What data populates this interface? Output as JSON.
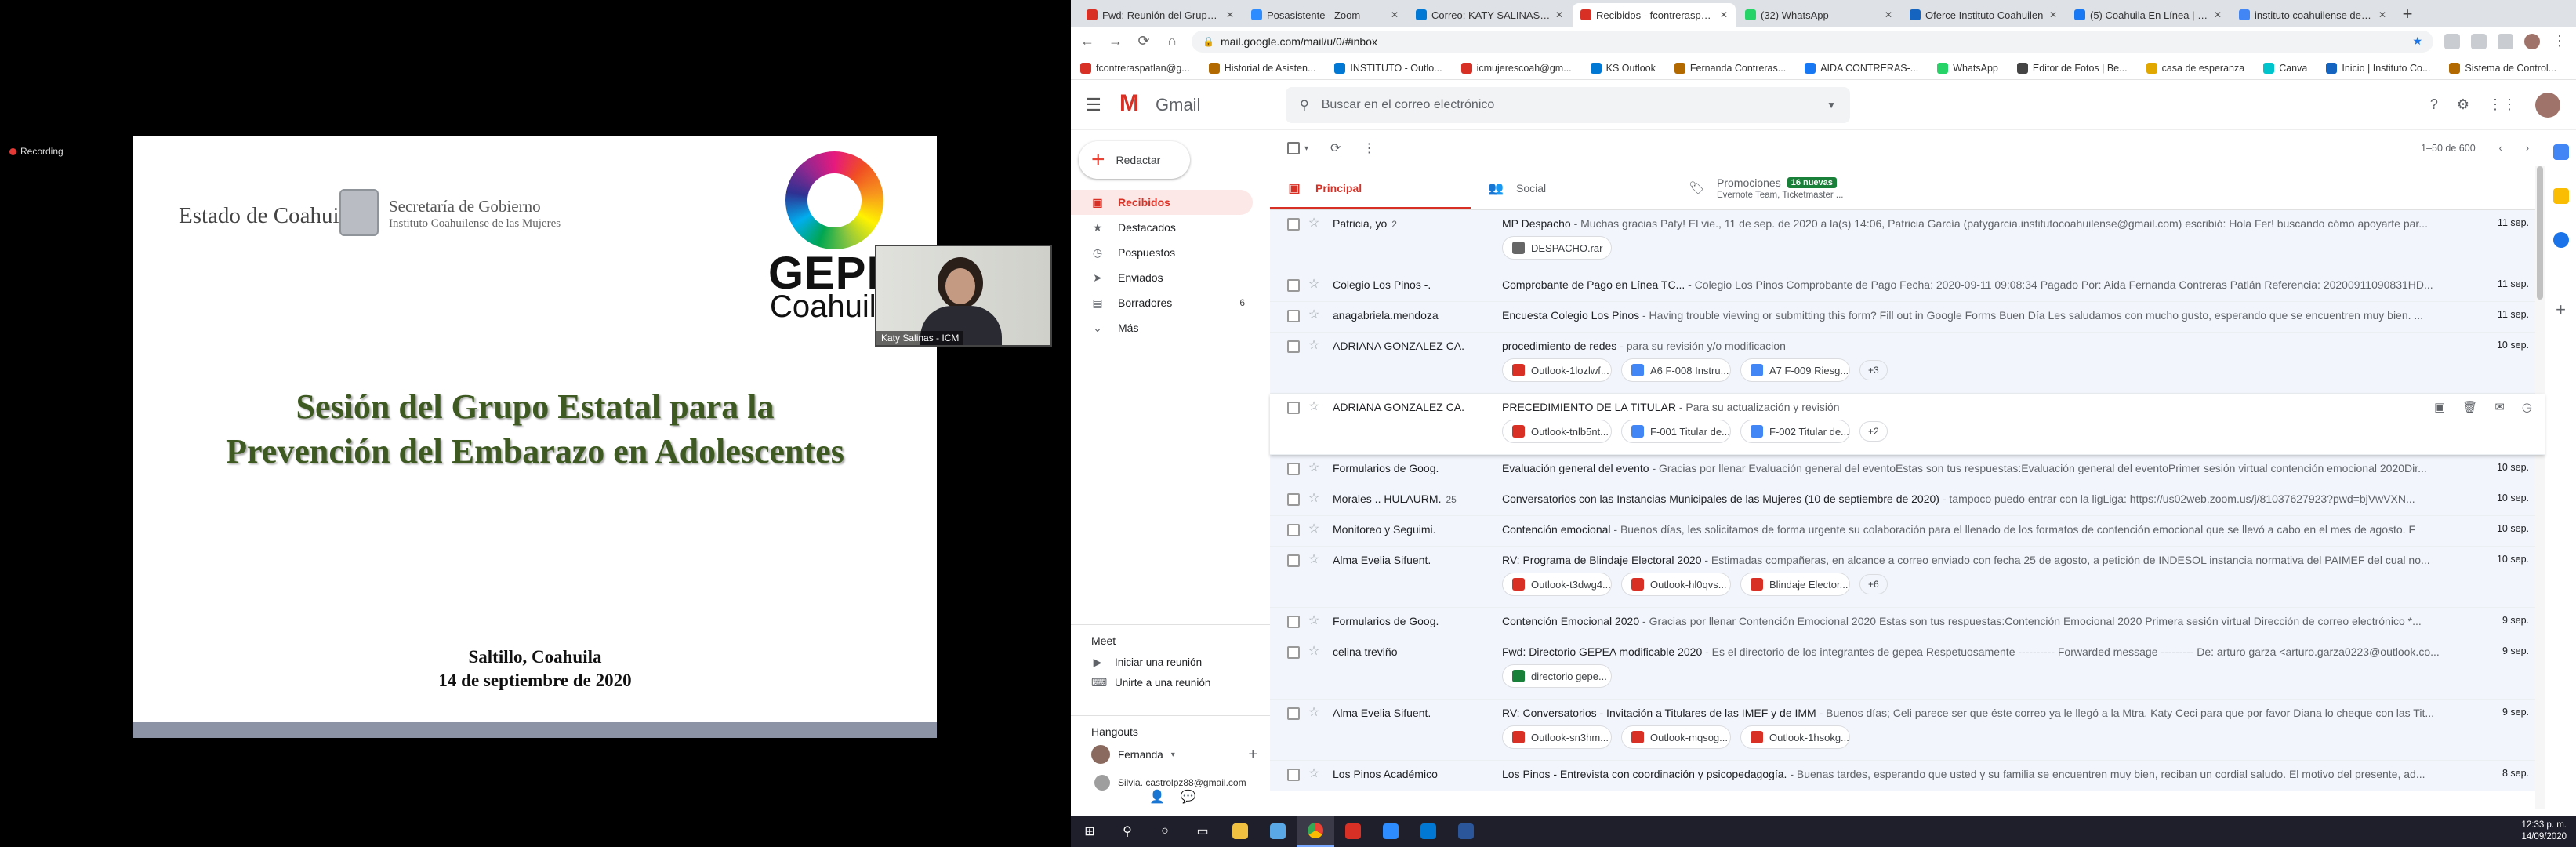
{
  "zoom": {
    "recording": "Recording",
    "slide": {
      "state": "Estado de Coahuila",
      "secretaria": "Secretaría de Gobierno",
      "instituto": "Instituto Coahuilense de las Mujeres",
      "logo_word": "GEPEA",
      "logo_sub": "Coahuila",
      "title1": "Sesión del Grupo Estatal para la",
      "title2": "Prevención del Embarazo en Adolescentes",
      "place": "Saltillo, Coahuila",
      "date": "14 de septiembre de  2020"
    },
    "camera_name": "Katy Salinas - ICM"
  },
  "browser": {
    "tabs": [
      {
        "label": "Fwd: Reunión del Grupo Est",
        "color": "#d93025"
      },
      {
        "label": "Posasistente - Zoom",
        "color": "#2d8cff"
      },
      {
        "label": "Correo: KATY SALINAS PER",
        "color": "#0078d4"
      },
      {
        "label": "Recibidos - fcontreraspatlan",
        "color": "#d93025",
        "active": true
      },
      {
        "label": "(32) WhatsApp",
        "color": "#25d366"
      },
      {
        "label": "Oferce Instituto Coahuilen",
        "color": "#1565c0"
      },
      {
        "label": "(5) Coahuila En Línea | Face",
        "color": "#1877f2"
      },
      {
        "label": "instituto coahuilense de las",
        "color": "#4285f4"
      }
    ],
    "url": "mail.google.com/mail/u/0/#inbox",
    "bookmarks": [
      {
        "label": "fcontreraspatlan@g...",
        "color": "#d93025"
      },
      {
        "label": "Historial de Asisten...",
        "color": "#b26a00"
      },
      {
        "label": "INSTITUTO - Outlo...",
        "color": "#0078d4"
      },
      {
        "label": "icmujerescoah@gm...",
        "color": "#d93025"
      },
      {
        "label": "KS Outlook",
        "color": "#0078d4"
      },
      {
        "label": "Fernanda Contreras...",
        "color": "#b26a00"
      },
      {
        "label": "AIDA CONTRERAS-...",
        "color": "#1877f2"
      },
      {
        "label": "WhatsApp",
        "color": "#25d366"
      },
      {
        "label": "Editor de Fotos | Be...",
        "color": "#444"
      },
      {
        "label": "casa de esperanza",
        "color": "#e0a800"
      },
      {
        "label": "Canva",
        "color": "#00c4cc"
      },
      {
        "label": "Inicio | Instituto Co...",
        "color": "#1565c0"
      },
      {
        "label": "Sistema de Control...",
        "color": "#b26a00"
      }
    ]
  },
  "gmail": {
    "brand": "Gmail",
    "search_placeholder": "Buscar en el correo electrónico",
    "compose": "Redactar",
    "nav": [
      {
        "label": "Recibidos",
        "icon": "▣",
        "selected": true
      },
      {
        "label": "Destacados",
        "icon": "★"
      },
      {
        "label": "Pospuestos",
        "icon": "◷"
      },
      {
        "label": "Enviados",
        "icon": "➤"
      },
      {
        "label": "Borradores",
        "icon": "▤",
        "count": "6"
      },
      {
        "label": "Más",
        "icon": "⌄"
      }
    ],
    "meet": {
      "title": "Meet",
      "items": [
        "Iniciar una reunión",
        "Unirte a una reunión"
      ]
    },
    "hangouts": {
      "title": "Hangouts",
      "user": "Fernanda",
      "contact": "Silvia. castrolpz88@gmail.com"
    },
    "pager": "1–50 de 600",
    "categories": {
      "principal": "Principal",
      "social": "Social",
      "promociones": "Promociones",
      "promo_badge": "16 nuevas",
      "promo_sub": "Evernote Team, Ticketmaster ..."
    },
    "emails": [
      {
        "sender": "Patricia, yo",
        "count": "2",
        "subject": "MP Despacho",
        "snippet": " - Muchas gracias Paty! El vie., 11 de sep. de 2020 a la(s) 14:06, Patricia García (patygarcia.institutocoahuilense@gmail.com) escribió: Hola Fer! buscando cómo apoyarte par...",
        "date": "11 sep.",
        "attachments": [
          {
            "name": "DESPACHO.rar",
            "type": "zip"
          }
        ]
      },
      {
        "sender": "Colegio Los Pinos -.",
        "subject": "Comprobante de Pago en Línea TC...",
        "snippet": " - Colegio Los Pinos Comprobante de Pago Fecha: 2020-09-11 09:08:34 Pagado Por: Aida Fernanda Contreras Patlán Referencia: 20200911090831HD...",
        "date": "11 sep."
      },
      {
        "sender": "anagabriela.mendoza",
        "subject": "Encuesta Colegio Los Pinos",
        "snippet": " - Having trouble viewing or submitting this form? Fill out in Google Forms Buen Día Les saludamos con mucho gusto, esperando que se encuentren muy bien. ...",
        "date": "11 sep."
      },
      {
        "sender": "ADRIANA GONZALEZ CA.",
        "subject": "procedimiento de redes",
        "snippet": " - para su revisión y/o modificacion",
        "date": "10 sep.",
        "attachments": [
          {
            "name": "Outlook-1lozlwf...",
            "type": "pdf"
          },
          {
            "name": "A6 F-008 Instru...",
            "type": "doc"
          },
          {
            "name": "A7 F-009 Riesg...",
            "type": "doc"
          }
        ],
        "more": "+3"
      },
      {
        "sender": "ADRIANA GONZALEZ CA.",
        "subject": "PRECEDIMIENTO DE LA TITULAR",
        "snippet": " - Para su actualización y revisión",
        "date": "",
        "hover": true,
        "attachments": [
          {
            "name": "Outlook-tnlb5nt...",
            "type": "pdf"
          },
          {
            "name": "F-001 Titular de...",
            "type": "doc"
          },
          {
            "name": "F-002 Titular de...",
            "type": "doc"
          }
        ],
        "more": "+2"
      },
      {
        "sender": "Formularios de Goog.",
        "subject": "Evaluación general del evento",
        "snippet": " - Gracias por llenar Evaluación general del eventoEstas son tus respuestas:Evaluación general del eventoPrimer sesión virtual contención emocional 2020Dir...",
        "date": "10 sep."
      },
      {
        "sender": "Morales .. HULAURM.",
        "count": "25",
        "subject": "Conversatorios con las Instancias Municipales de las Mujeres (10 de septiembre de 2020)",
        "snippet": " - tampoco puedo entrar con la ligLiga: https://us02web.zoom.us/j/81037627923?pwd=bjVwVXN...",
        "date": "10 sep."
      },
      {
        "sender": "Monitoreo y Seguimi.",
        "subject": "Contención emocional",
        "snippet": " - Buenos días, les solicitamos de forma urgente su colaboración para el llenado de los formatos de contención emocional que se llevó a cabo en el mes de agosto. F",
        "date": "10 sep."
      },
      {
        "sender": "Alma Evelia Sifuent.",
        "subject": "RV: Programa de Blindaje Electoral 2020",
        "snippet": " - Estimadas compañeras, en alcance a correo enviado con fecha 25 de agosto, a petición de INDESOL instancia normativa del PAIMEF del cual no...",
        "date": "10 sep.",
        "attachments": [
          {
            "name": "Outlook-t3dwg4...",
            "type": "pdf"
          },
          {
            "name": "Outlook-hl0qvs...",
            "type": "pdf"
          },
          {
            "name": "Blindaje Elector...",
            "type": "pdf"
          }
        ],
        "more": "+6"
      },
      {
        "sender": "Formularios de Goog.",
        "subject": "Contención Emocional 2020",
        "snippet": " - Gracias por llenar Contención Emocional 2020 Estas son tus respuestas:Contención Emocional 2020 Primera sesión virtual Dirección de correo electrónico *...",
        "date": "9 sep."
      },
      {
        "sender": "celina treviño",
        "subject": "Fwd: Directorio GEPEA modificable 2020",
        "snippet": " - Es el directorio de los integrantes de gepea Respetuosamente ---------- Forwarded message --------- De: arturo garza <arturo.garza0223@outlook.co...",
        "date": "9 sep.",
        "attachments": [
          {
            "name": "directorio gepe...",
            "type": "xls"
          }
        ]
      },
      {
        "sender": "Alma Evelia Sifuent.",
        "subject": "RV: Conversatorios - Invitación a Titulares de las IMEF y de IMM",
        "snippet": " - Buenos días; Celi parece ser que éste correo ya le llegó a la Mtra. Katy Ceci para que por favor Diana lo cheque con las Tit...",
        "date": "9 sep.",
        "attachments": [
          {
            "name": "Outlook-sn3hm...",
            "type": "pdf"
          },
          {
            "name": "Outlook-mqsog...",
            "type": "pdf"
          },
          {
            "name": "Outlook-1hsokg...",
            "type": "pdf"
          }
        ]
      },
      {
        "sender": "Los Pinos Académico",
        "subject": "Los Pinos - Entrevista con coordinación y psicopedagogía.",
        "snippet": " - Buenas tardes, esperando que usted y su familia se encuentren muy bien, reciban un cordial saludo. El motivo del presente, ad...",
        "date": "8 sep."
      }
    ]
  },
  "taskbar": {
    "time": "12:33 p. m.",
    "date": "14/09/2020"
  }
}
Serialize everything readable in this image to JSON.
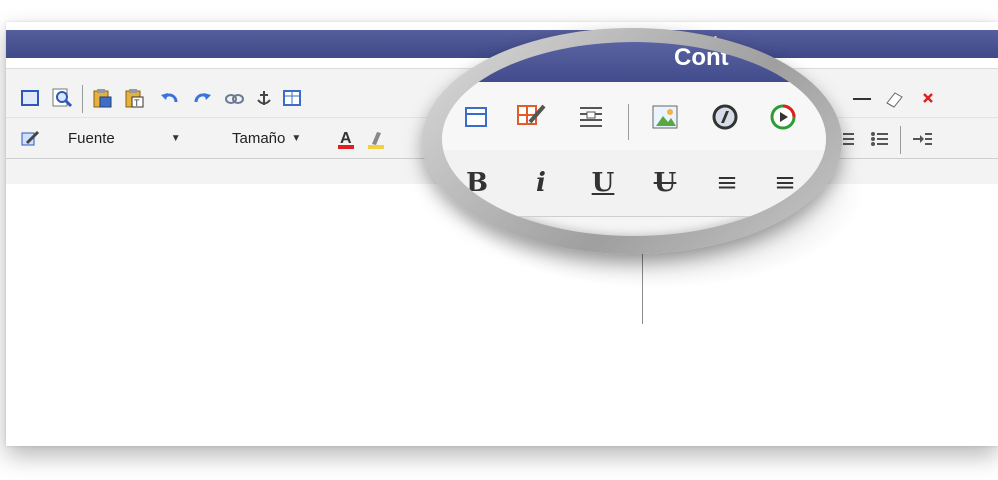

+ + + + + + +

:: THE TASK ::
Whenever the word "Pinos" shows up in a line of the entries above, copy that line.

:: RESPONSE TO THE EXERCISE ::
        "sender": "Colegio Los Pinos -.",
        "snippet": " - Colegio Los Pinos Comprobante de Pago Fecha: 2020-09-11 09:08:34 Pagado Por: Aida Fernanda Contreras Patlán Referencia: 20200911090831HD...",
        "subject": "Encuesta Colegio Los Pinos",
        "sender": "Los Pinos Académico",
        "subject": "Los Pinos - Entrevista con coordinación y psicopedagogía.",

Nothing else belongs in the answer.